Promoting ASEAN’s relevance and centrality for shaping a rule-based regional order in these hard times can be done by its strong commitment to cohesion, unity, and solidarity. Southeast Asia, an economically dynamic region, has been profoundly affected by the pandemic given the vulnerability of countries in the region to the crisis. However, the respective governments have been pursuing many effective measures through their mobilization of both public and private resources to prevent the community outbreak of the virus. Amidst the pandemic, instead of joining the political blame-game, ASEAN has been working with the U.S. while sympathising with China, the country from where the virus originated. None of the ASEAN states has joined the U.S. and its allies to blame China for the global damage caused by the Wuhan-originated virus. Examples of this are clearly seen by the states’ practices in Southeast Asia. Cambodia’s Prime Minister Hun Sen made the first sympathetic move by paying an immediate visit to Beijing during the early stage of the virus breakout in Wuhan. His first intention was to visit Wuhan and meet with Cambodian students there; yet the Chinese Foreign Minister politely rejected this plan, and the planned trip was changed to Beijing instead. Further, Cambodia’s decision to allow the Westerdam Cruise Ship to dock in Sihanouk Ville is another move showing sympathy to western people despites the fact that the Kingdom is close to China.
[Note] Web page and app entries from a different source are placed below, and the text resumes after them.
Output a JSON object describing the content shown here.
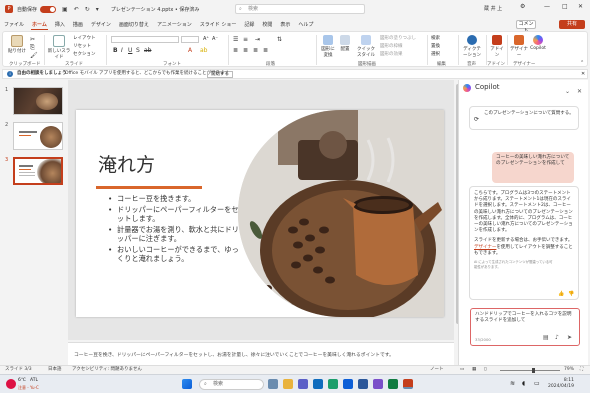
{
  "titlebar": {
    "autosave_label": "自動保存",
    "autosave_state": "オン",
    "document": "プレゼンテーション 4.pptx • 保存済み",
    "search_placeholder": "検索",
    "user": "蔵 井 上"
  },
  "tabs": [
    "ファイル",
    "ホーム",
    "挿入",
    "描画",
    "デザイン",
    "画面切り替え",
    "アニメーション",
    "スライド ショー",
    "記録",
    "校閲",
    "表示",
    "ヘルプ"
  ],
  "active_tab": "ホーム",
  "header_buttons": {
    "comments": "コメント",
    "share": "共有"
  },
  "ribbon": {
    "groups": [
      "クリップボード",
      "スライド",
      "フォント",
      "段落",
      "図形描画",
      "編集",
      "音声",
      "アドイン",
      "デザイナー"
    ],
    "buttons": {
      "paste": "貼り付け",
      "new_slide": "新しいスライド",
      "layout": "レイアウト",
      "reset": "リセット",
      "section": "セクション",
      "convert": "図形に変換",
      "arrange": "配置",
      "quick_styles": "クイックスタイル",
      "shape_fill": "図形の塗りつぶし",
      "shape_outline": "図形の枠線",
      "shape_effects": "図形の効果",
      "find": "検索",
      "replace": "置換",
      "select": "選択",
      "dictate": "ディクテーション",
      "addins": "アドイン",
      "designer": "デザイナー",
      "copilot": "Copilot"
    }
  },
  "infobar": {
    "title": "自由の相談をしましょう",
    "message": "Office モバイル アプリを使用すると、どこからでも作業を続けることができます",
    "button": "開始する"
  },
  "thumbnails": [
    "1",
    "2",
    "3"
  ],
  "slide": {
    "title": "淹れ方",
    "bullets": [
      "コーヒー豆を挽きます。",
      "ドリッパーにペーパーフィルターをセットします。",
      "計量器でお湯を測り、軟水と共にドリッパーに注ぎます。",
      "おいしいコーヒーができるまで、ゆっくりと淹れましょう。"
    ]
  },
  "notes": "コーヒー豆を挽き、ドリッパーにペーパーフィルターをセットし、お湯を計量し、徐々に注いでいくことでコーヒーを美味しく淹れるポイントです。",
  "copilot": {
    "title": "Copilot",
    "prev_card": "このプレゼンテーションについて質問する。",
    "user_message": "コーヒーの美味しい淹れ方についてのプレゼンテーションを作成して",
    "response_p1": "こちらです。プログラムは3つのステートメントから成ります。ステートメント1は現在のスライドを選択します。ステートメント2は、コーヒーの美味しい淹れ方についてのプレゼンテーションを作成します。全体的に、プログラムは、コーヒーの美味しい淹れ方についてのプレゼンテーションを作成します。",
    "response_p2_pre": "スライドを更新する場合は、お手伝いできます。",
    "response_link": "デザイナー",
    "response_p2_post": "を使用してレイアウトを調整することもできます。",
    "disclaimer": "AI によって生成されたコンテンツが間違っている可能性があります。",
    "input_text": "ハンドドリップでコーヒーを入れるコツを説明するスライドを追加して",
    "input_counter": "33/2000"
  },
  "statusbar": {
    "slide": "スライド 3/3",
    "language": "日本語",
    "accessibility": "アクセシビリティ: 問題ありません",
    "notes": "ノート",
    "zoom": "79%"
  },
  "taskbar": {
    "weather_temp": "6℃",
    "weather_desc": "ATL",
    "weather_label": "注意 - Yu-C",
    "search": "検索",
    "time": "8:11",
    "date": "2024/04/19"
  },
  "colors": {
    "accent": "#c43e1c",
    "title_rule": "#d9662b",
    "user_bubble": "#f6d6cd"
  }
}
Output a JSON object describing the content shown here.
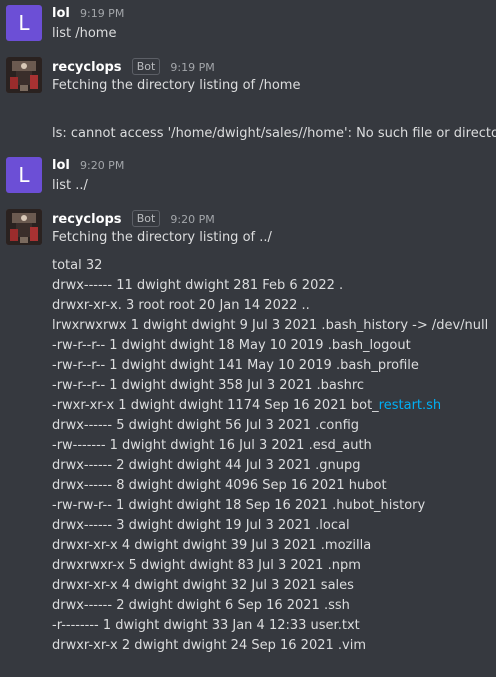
{
  "messages": [
    {
      "author": "lol",
      "avatar_letter": "L",
      "time": "9:19 PM",
      "lines": [
        "list /home"
      ]
    },
    {
      "author": "recyclops",
      "bot_tag": "Bot",
      "time": "9:19 PM",
      "lines": [
        "Fetching the directory listing of /home",
        "ls: cannot access '/home/dwight/sales//home': No such file or directory"
      ]
    },
    {
      "author": "lol",
      "avatar_letter": "L",
      "time": "9:20 PM",
      "lines": [
        "list ../"
      ]
    },
    {
      "author": "recyclops",
      "bot_tag": "Bot",
      "time": "9:20 PM",
      "intro": "Fetching the directory listing of ../",
      "listing": [
        "total 32",
        "drwx------ 11 dwight dwight 281 Feb 6 2022 .",
        "drwxr-xr-x. 3 root root 20 Jan 14 2022 ..",
        "lrwxrwxrwx 1 dwight dwight 9 Jul 3 2021 .bash_history -> /dev/null",
        "-rw-r--r-- 1 dwight dwight 18 May 10 2019 .bash_logout",
        "-rw-r--r-- 1 dwight dwight 141 May 10 2019 .bash_profile",
        "-rw-r--r-- 1 dwight dwight 358 Jul 3 2021 .bashrc",
        "-rwxr-xr-x 1 dwight dwight 1174 Sep 16 2021 bot_",
        "drwx------ 5 dwight dwight 56 Jul 3 2021 .config",
        "-rw------- 1 dwight dwight 16 Jul 3 2021 .esd_auth",
        "drwx------ 2 dwight dwight 44 Jul 3 2021 .gnupg",
        "drwx------ 8 dwight dwight 4096 Sep 16 2021 hubot",
        "-rw-rw-r-- 1 dwight dwight 18 Sep 16 2021 .hubot_history",
        "drwx------ 3 dwight dwight 19 Jul 3 2021 .local",
        "drwxr-xr-x 4 dwight dwight 39 Jul 3 2021 .mozilla",
        "drwxrwxr-x 5 dwight dwight 83 Jul 3 2021 .npm",
        "drwxr-xr-x 4 dwight dwight 32 Jul 3 2021 sales",
        "drwx------ 2 dwight dwight 6 Sep 16 2021 .ssh",
        "-r-------- 1 dwight dwight 33 Jan 4 12:33 user.txt",
        "drwxr-xr-x 2 dwight dwight 24 Sep 16 2021 .vim"
      ],
      "link_text": "restart.sh"
    }
  ]
}
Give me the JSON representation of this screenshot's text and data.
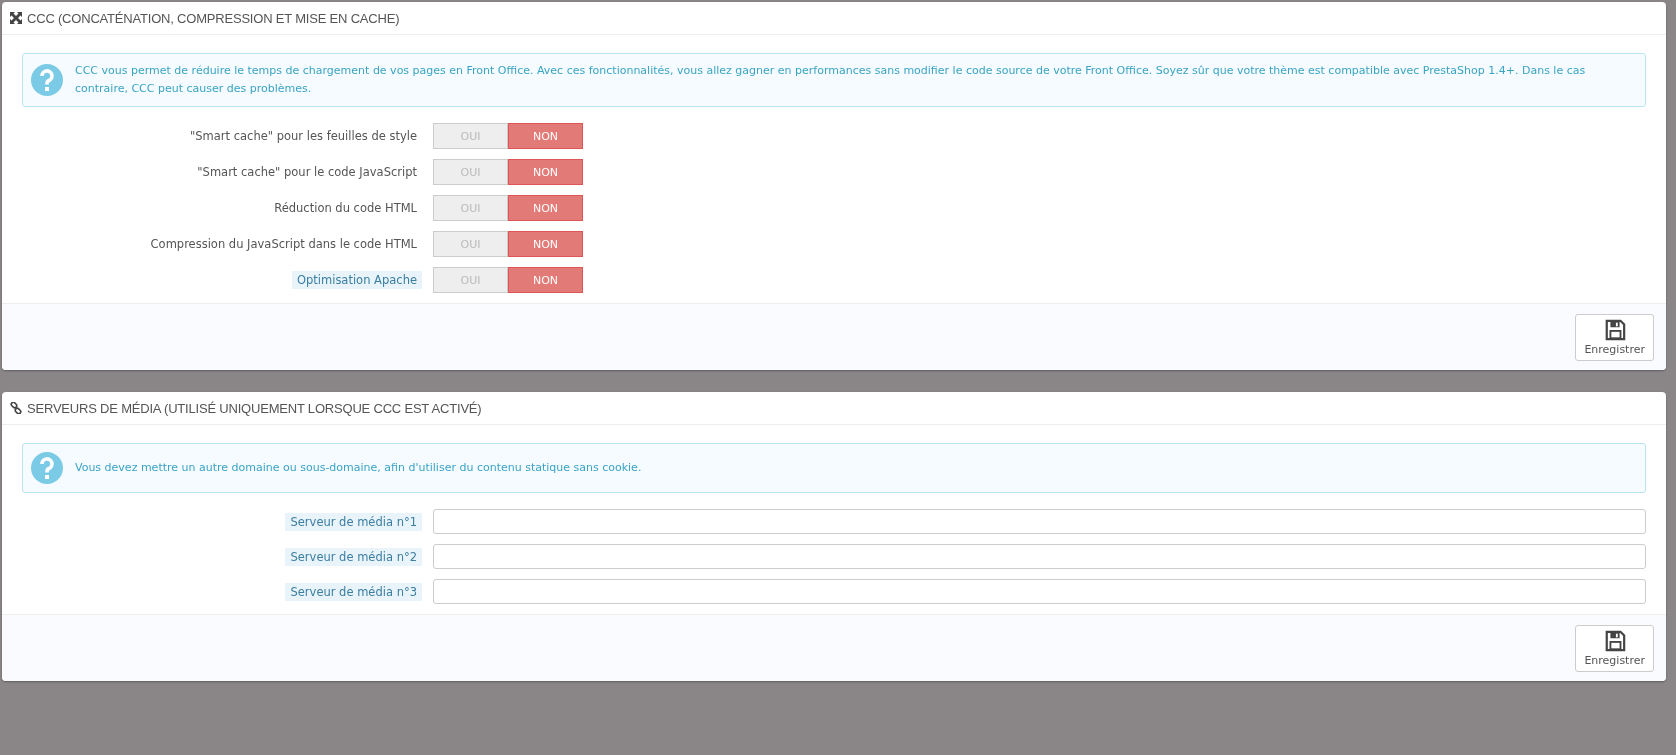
{
  "panels": [
    {
      "kind": "toggles",
      "title": "CCC (CONCATÉNATION, COMPRESSION ET MISE EN CACHE)",
      "info": "CCC vous permet de réduire le temps de chargement de vos pages en Front Office. Avec ces fonctionnalités, vous allez gagner en performances sans modifier le code source de votre Front Office. Soyez sûr que votre thème est compatible avec PrestaShop 1.4+. Dans le cas contraire, CCC peut causer des problèmes.",
      "fields": [
        {
          "label": "\"Smart cache\" pour les feuilles de style",
          "hint": false,
          "yes": "OUI",
          "no": "NON",
          "on": false
        },
        {
          "label": "\"Smart cache\" pour le code JavaScript",
          "hint": false,
          "yes": "OUI",
          "no": "NON",
          "on": false
        },
        {
          "label": "Réduction du code HTML",
          "hint": false,
          "yes": "OUI",
          "no": "NON",
          "on": false
        },
        {
          "label": "Compression du JavaScript dans le code HTML",
          "hint": false,
          "yes": "OUI",
          "no": "NON",
          "on": false
        },
        {
          "label": "Optimisation Apache",
          "hint": true,
          "yes": "OUI",
          "no": "NON",
          "on": false
        }
      ],
      "save": "Enregistrer"
    },
    {
      "kind": "inputs",
      "title": "SERVEURS DE MÉDIA (UTILISÉ UNIQUEMENT LORSQUE CCC EST ACTIVÉ)",
      "info": "Vous devez mettre un autre domaine ou sous-domaine, afin d'utiliser du contenu statique sans cookie.",
      "fields": [
        {
          "label": "Serveur de média n°1",
          "hint": true
        },
        {
          "label": "Serveur de média n°2",
          "hint": true
        },
        {
          "label": "Serveur de média n°3",
          "hint": true
        }
      ],
      "save": "Enregistrer"
    }
  ]
}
Meanwhile, Vietnam-China diplomatic relations deteriorated during the military clash over the sovereign claims in the South China Sea. However, during the pandemic, Vietnam donated its medical supplies to China, turning itself from an aid-recipient country to a donor. Bearing responsibility as the Chair of ASEAN in 2020, Vietnam is committed to promoting a cohesive and responsive ASEAN through cooperation with internal members and dialogue partners for the region’s recovery. It accordingly chaired a special ASEAN summit on COVID-19 in April. In the case of Indonesia, in a phone call between Xi Jinping and Joko Widodo, both sides applauded each other on preventive measures. So far, ASEAN has received financial and technical support from both the U.S. and China respectively.
The rationale behind ASEAN’s solidarity diplomacy is simple. With a cost-benefit calculation, participating in the virus-related political blame-game is not beneficial for ASEAN at all. Instead, it may put ASEAN-China relations into another conundrum besides existing challenges like the South China Sea dispute. China is one of the important economic partners to ASEAN while the U.S.’ role in the region is undeniable. In other words, the U.S. is still in the position of a global leader in terms of its strong military and economic capabilities, while China’s Belt and Road Initiative (BRI) project remains significant for ASEAN member states with aids and the provision of loans on infrastructure development. By supporting China’s BRI and its own ASEAN Outlook on Indo-Pacific Strategy, it is time for ASEAN to show its unity and solidarity. The diplomacy of solidarity with its members and other partners will surely help uphold ASEAN’s centrality in shaping the rules-based regional security architecture amidst the uncertainties of geopolitical landscapes caused by Sino-American strategic competition.